Disk Utility: Create a partition, format drives and external disks, start your Mac in recovery mode, and much more with Disk Utility. This is your go-to tool for managing your disks.
Grapher: Grapher is your Mac’s built-in graphing calculator. If you’re a math student, Grapher is one the handiest tools for your equations. Check out Anthony’s article on using Grapher on Mac.
Migration Assistant: If you’re setting up a new computer, the Migration Assistant helps you transfer all of your data. Whether you want to pull items in from a PC or out to another Mac, this is your tool.
Screenshot: When you want to grab a screenshot or screen recording on Mac, Screenshot is what you’ll use.
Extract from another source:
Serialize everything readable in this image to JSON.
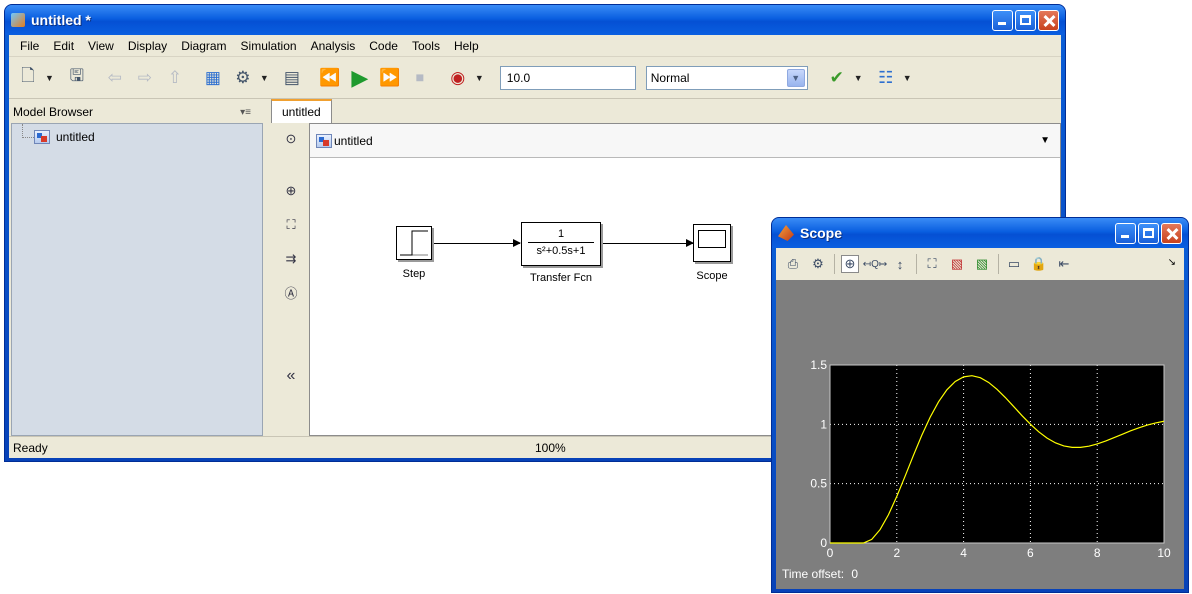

It’s flexible enough to capture a selected portion of the screen, include your cursor, and use the built-in microphone.
Script Editor: Create scripts, tools, and even apps with the Script Editor on Mac. You can build, record, run, and compile your scripts easily.
System Information: Get all the details for everything on your Mac. System Information is divided into three major areas: hardware, network, and software. You can see your Mac’s serial number, Bluetooth version, network data, and more in one handy spot.
Terminal: Run commands on the UNIX operating system on your Mac with Terminal. For those who prefer typing in their commands, Terminal is what you’ll use on macOS. Be sure to browse through our Terminal section for both useful and fun commands.
VoiceOver Utility: If you use VoiceOver on your Mac, this tool lets you customize it. Adjust speech settings, navigation, sounds, and visuals.
Wrapping it up
Keep in mind that the items in your Utilities folder can vary depending on the version of macOS you’re running. And with updates and newer versions, additional items may come along.
Hopefully for those new to Mac, this will help let you know if there’s something in the Utilities folder you may find useful! Be sure to let us know if this helped you discover a new tool you plan to check out!